Highways England should reply to my latest FOI by Bonfire Night, but I'm not holding my breath. Maria Caulfield, MP for Lewes, has said that there's now a good business case for an new dual carriageway between Lewes and Polegate - but, so far, neither she or Highways UK are prepared to share it with mere voters.

Here's the last publicly-shared Benefit-Cost Ratio analysis, from consultants Parsons Brinckerhoff, issued in February 2015. It simply didn't produced the multiples, at less than 2, that would 'demonstrate' value for money. 

The Trasnport Planning Society says, in evidence to the Department for Transport last month, that "the issue of uncertainty, both in forecasting and the calculation of the costs and benefits,
is not adequately reflected in current methods. To be fair this is an issue the DfT recognises,
particularly in a changing context driven by mobile internet access." Other elements adding uncertainty - electric cars, which might well produce higher numbers of shorter journeys.

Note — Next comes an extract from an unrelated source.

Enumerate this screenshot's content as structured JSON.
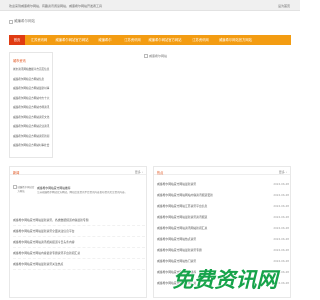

The Society is particularly scathing about how BCRs (Benefit-Cost Ratios) are calculated when making the case for a new road. "In terms of the Business Case, the real world production of BCRs is itself seriously flawed. At the September Appraisal Conference practitioners made wry comments about how they had to work very hard to achieve their client’s target BCR. Every practitioner knows that this is the norm and has rightly led to accusations that transport planners are “guns for hire” (or a less polite version!). The practise of competitive bidding and adversarial culture has led to a lack of
transparency and public confidence. "